Do you have a favorite local race?
Lumberjack Days 10-Miler is always fun, even though often hot and muggy

What’s your favorite place to run?
The Tri-Lakes region in Lake Elmo is my favorite because there’s a nice balance of terrain and it’s expandable. I also love the Mississippi River Road and the Scandia/Marine countryside.

Do you have a favorite workout or something you use as a benchmark?
The half marathon distance works well as a gauge.

Who do you enjoy training with the most?
I’m a lone wolf for the most part, but I’ve particularly looked forward to running with Don Wright, whose attitude always improves the day. I’ve benefited a great deal from training with Matt Haugen’s running group out of Macalester.

If you could run with anyone (past or present), who would it be? Heroes?
Racing gives me the opportunity to run with and learn from the athletes I admire most. There are at least a hundred heroes of mine running most weekends, men and women.

Any runner (or other athlete) you’d like to change places with for a day?
Any 20 year old athlete.

Who is the toughest runner you have ever run head-to-head against?
Hehe, that’s a toss up among Dan Conway, Jared Mondry and Norm Purrington. But, there are also specters from the record books: namely, Alex Ratelle and Thom Weddle. It’s a real kick occupying, if only temporarily, one of the spots on the 8K top-ten all-time 60-64 age-group-list this year.

What’s your fondest running memory?
Running while traveling abroad: Ireland, Eastern Europe, China, Brazil and the Italian Alps.

How has your training and racing gone this year?
I enjoyed training and a few good races, including the Human Race 8K, where I managed a 29:55 PR. Injuries compromised most of the season, unfortunately.

What are your interests outside of running?
Almost any physical activity that takes me into nature. My family. Writing. Travel.

What do you take away from your first five years of running?
Running and other outside activities has become my central framework in retirement. It’s been instrumental in helping me deal with the many transitions that have taken place in the last five years. It’s helped me physically, mentally, and spiritually.

I fully understand that running success is a product of health and desire and that the symbols of that success are ephemeral by the very nature of competition.

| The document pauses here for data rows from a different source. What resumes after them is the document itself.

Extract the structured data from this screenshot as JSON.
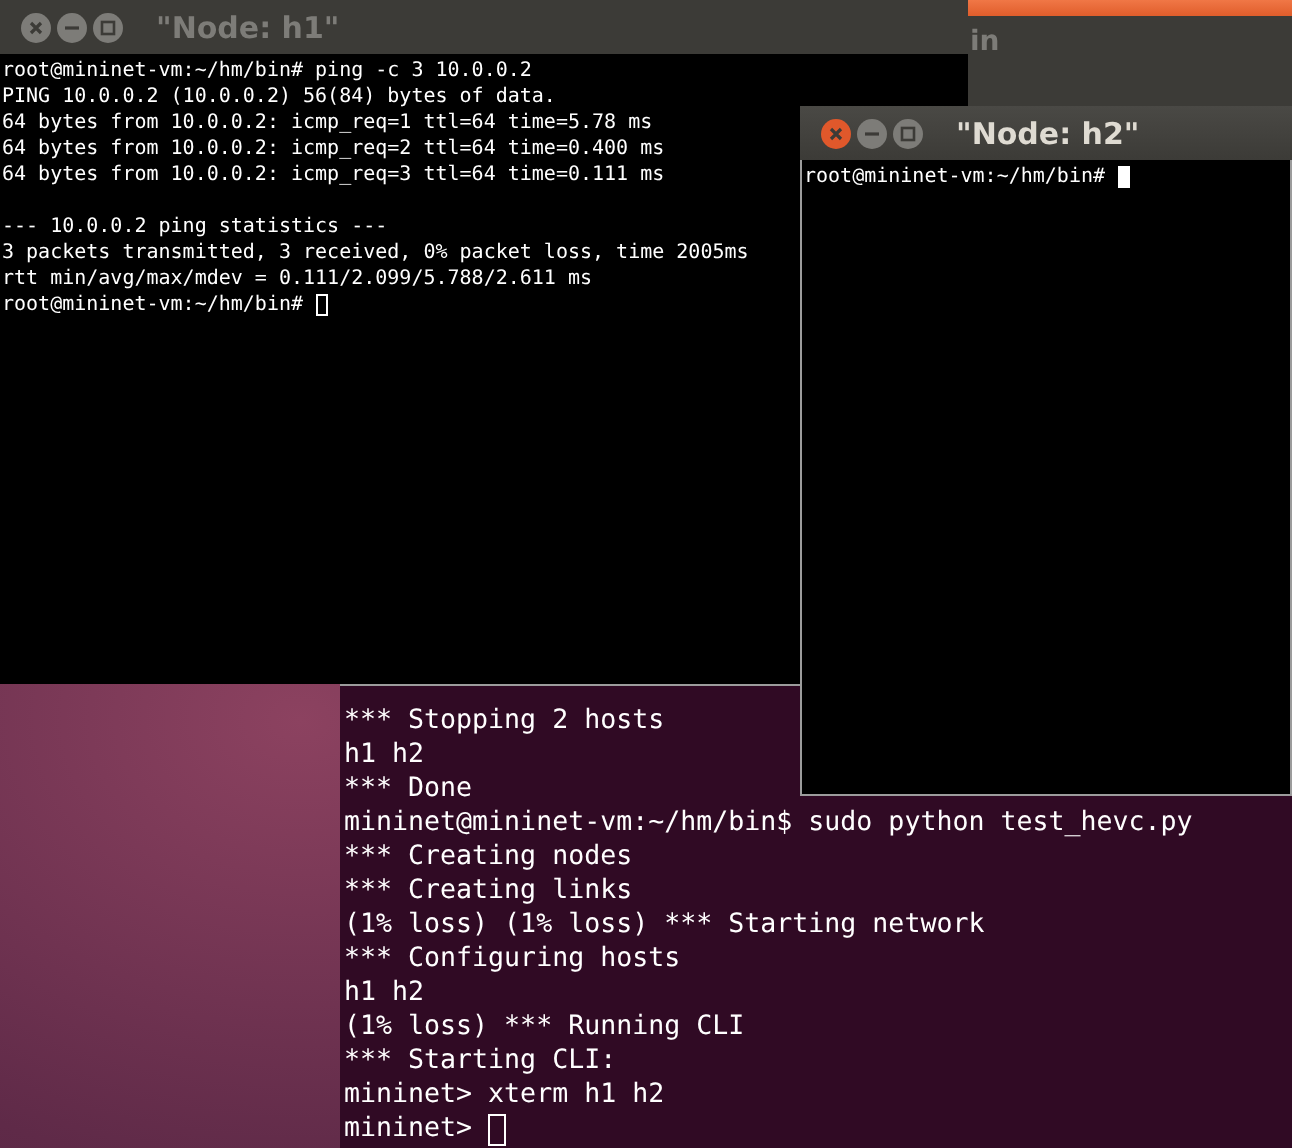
{
  "background_window": {
    "title_fragment": "in"
  },
  "windows": [
    {
      "kind": "xterm",
      "title": "\"Node: h1\"",
      "focused": false,
      "blocks": [
        [
          "root@mininet-vm:~/hm/bin# ping -c 3 10.0.0.2",
          "PING 10.0.0.2 (10.0.0.2) 56(84) bytes of data.",
          "64 bytes from 10.0.0.2: icmp_req=1 ttl=64 time=5.78 ms",
          "64 bytes from 10.0.0.2: icmp_req=2 ttl=64 time=0.400 ms",
          "64 bytes from 10.0.0.2: icmp_req=3 ttl=64 time=0.111 ms"
        ],
        [
          "--- 10.0.0.2 ping statistics ---",
          "3 packets transmitted, 3 received, 0% packet loss, time 2005ms",
          "rtt min/avg/max/mdev = 0.111/2.099/5.788/2.611 ms",
          "root@mininet-vm:~/hm/bin# "
        ]
      ]
    },
    {
      "kind": "xterm",
      "title": "\"Node: h2\"",
      "focused": true,
      "blocks": [
        [
          "root@mininet-vm:~/hm/bin# "
        ]
      ]
    },
    {
      "kind": "gnome",
      "focused": false,
      "blocks": [
        [
          "*** Stopping 2 hosts",
          "h1 h2",
          "*** Done",
          "mininet@mininet-vm:~/hm/bin$ sudo python test_hevc.py",
          "*** Creating nodes",
          "*** Creating links",
          "(1% loss) (1% loss) *** Starting network",
          "*** Configuring hosts",
          "h1 h2",
          "(1% loss) *** Running CLI",
          "*** Starting CLI:",
          "mininet> xterm h1 h2",
          "mininet> "
        ]
      ]
    }
  ]
}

Running awakens me to myself and to the inspirational courage with which other people bring to their personal challenges everyday.

Minnesota has a truly amazing running culture which is supported by the MDRA, informed by Raceberry Jam and excellent running organizations and enterprises, committed to the record books by Jack Moran and the MRDC, and encouraged by an enlightened running community.

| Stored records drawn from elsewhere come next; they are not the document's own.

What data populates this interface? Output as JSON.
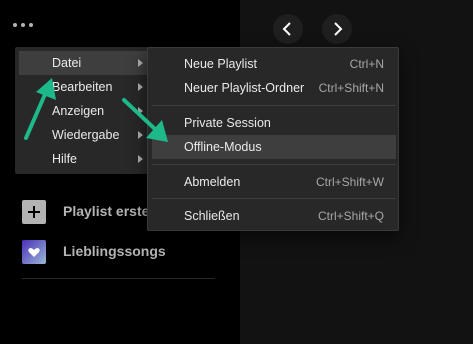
{
  "sidebar": {
    "items": [
      {
        "label": "Playlist erstellen",
        "icon": "plus-icon"
      },
      {
        "label": "Lieblingssongs",
        "icon": "heart-icon"
      }
    ]
  },
  "main_menu": {
    "items": [
      {
        "label": "Datei",
        "has_submenu": true
      },
      {
        "label": "Bearbeiten",
        "has_submenu": true
      },
      {
        "label": "Anzeigen",
        "has_submenu": true
      },
      {
        "label": "Wiedergabe",
        "has_submenu": true
      },
      {
        "label": "Hilfe",
        "has_submenu": true
      }
    ]
  },
  "file_menu": {
    "items": [
      {
        "label": "Neue Playlist",
        "shortcut": "Ctrl+N"
      },
      {
        "label": "Neuer Playlist-Ordner",
        "shortcut": "Ctrl+Shift+N"
      },
      {
        "label": "Private Session",
        "shortcut": ""
      },
      {
        "label": "Offline-Modus",
        "shortcut": ""
      },
      {
        "label": "Abmelden",
        "shortcut": "Ctrl+Shift+W"
      },
      {
        "label": "Schließen",
        "shortcut": "Ctrl+Shift+Q"
      }
    ],
    "highlighted": "Offline-Modus"
  },
  "icons": {
    "menu": "more-dots-icon",
    "back": "chevron-left-icon",
    "forward": "chevron-right-icon"
  },
  "colors": {
    "sidebar_bg": "#000000",
    "main_bg": "#121212",
    "menu_bg": "#282828",
    "menu_hover": "#3e3e3e",
    "annotation_arrow": "#1db98a",
    "liked_songs_gradient_start": "#4a2fb8",
    "liked_songs_gradient_end": "#9ab8d6"
  }
}
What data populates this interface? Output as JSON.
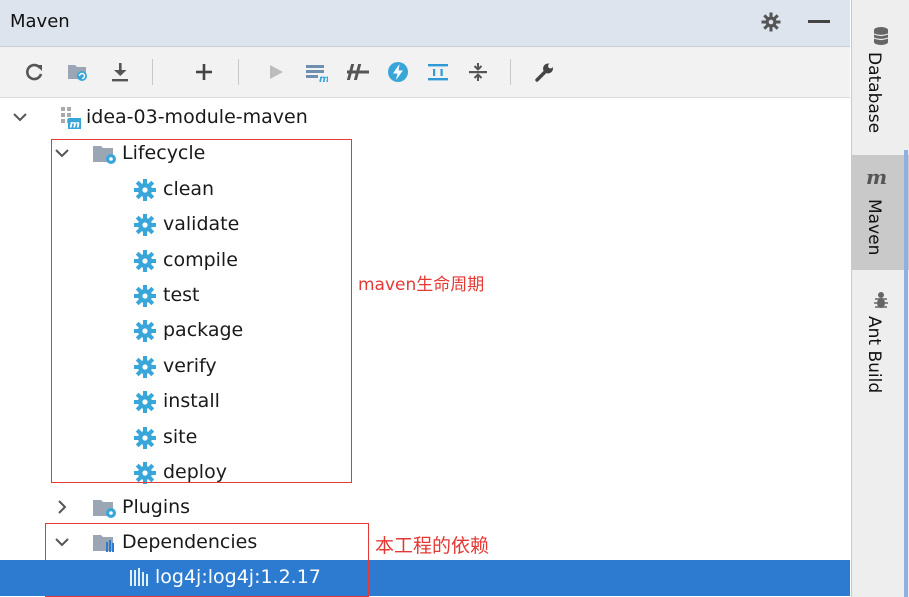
{
  "panel": {
    "title": "Maven"
  },
  "toolbar": {
    "buttons": [
      {
        "name": "reimport-icon",
        "glyph": "↻"
      },
      {
        "name": "generate-sources-icon",
        "glyph": ""
      },
      {
        "name": "download-sources-icon",
        "glyph": ""
      },
      {
        "name": "add-project-icon",
        "glyph": "+"
      },
      {
        "name": "run-icon",
        "glyph": "▶"
      },
      {
        "name": "execute-goal-icon",
        "glyph": ""
      },
      {
        "name": "toggle-offline-icon",
        "glyph": ""
      },
      {
        "name": "skip-tests-icon",
        "glyph": "⚡"
      },
      {
        "name": "show-dependencies-icon",
        "glyph": ""
      },
      {
        "name": "collapse-all-icon",
        "glyph": ""
      },
      {
        "name": "settings-wrench-icon",
        "glyph": ""
      }
    ]
  },
  "tree": {
    "root": "idea-03-module-maven",
    "lifecycle": {
      "label": "Lifecycle",
      "goals": [
        "clean",
        "validate",
        "compile",
        "test",
        "package",
        "verify",
        "install",
        "site",
        "deploy"
      ]
    },
    "plugins": {
      "label": "Plugins"
    },
    "dependencies": {
      "label": "Dependencies",
      "items": [
        "log4j:log4j:1.2.17"
      ]
    }
  },
  "annotations": {
    "lifecycle_note": "maven生命周期",
    "dependencies_note": "本工程的依赖"
  },
  "side_tabs": [
    {
      "label": "Database",
      "icon": "database-icon"
    },
    {
      "label": "Maven",
      "icon": "maven-icon"
    },
    {
      "label": "Ant Build",
      "icon": "ant-icon"
    }
  ],
  "colors": {
    "selection": "#2d7bd1",
    "annotation": "#e53935",
    "goal_icon": "#38a6d8",
    "folder": "#9aa6b3"
  }
}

Jim in Ireland


Anonymous said...


Great story on Jim. He is an incredible runner and friend. A better person would be hard to find.

Anonymous said...


I echo your comments about Jim's grit: "Quicker pace – thanks to Jim.” As a triathlete, I've only had a couple P2 sessions to run with Jim. But the goal is always to try and keep up!

You couldn't find a nicer person to run with. His injury perspective is also quite insightful.

phillip gary said...

In the Snowshoe Race season of
2008, Jim Graupner was the single snowshoer who participated in the most United States Snowshoe Association qualifiers throughout the country. . . A noteworthy achievement.

He also was a factor in each of those events, probably entering 7 of the possible 21 races scattered throughtout the U.S. snowbelt. Winning his class in each race and always at the front in the overall results, he also won the 2008 USSSA National Snowshoe Championship for his category, at an altitude location, for the upmteenth time.

Very eloquent in his remarks, I quoted him extensively in the Snowshoe Magazine coverage about that Utah National Championship race.
The link is:

Whenever I found him at one of the Qualifiers, I worked to get his comments included in any written coverage. He has a wonderful command of the language in addition to his command of the trails, whether or not snow covered.

Phillip Gary Smith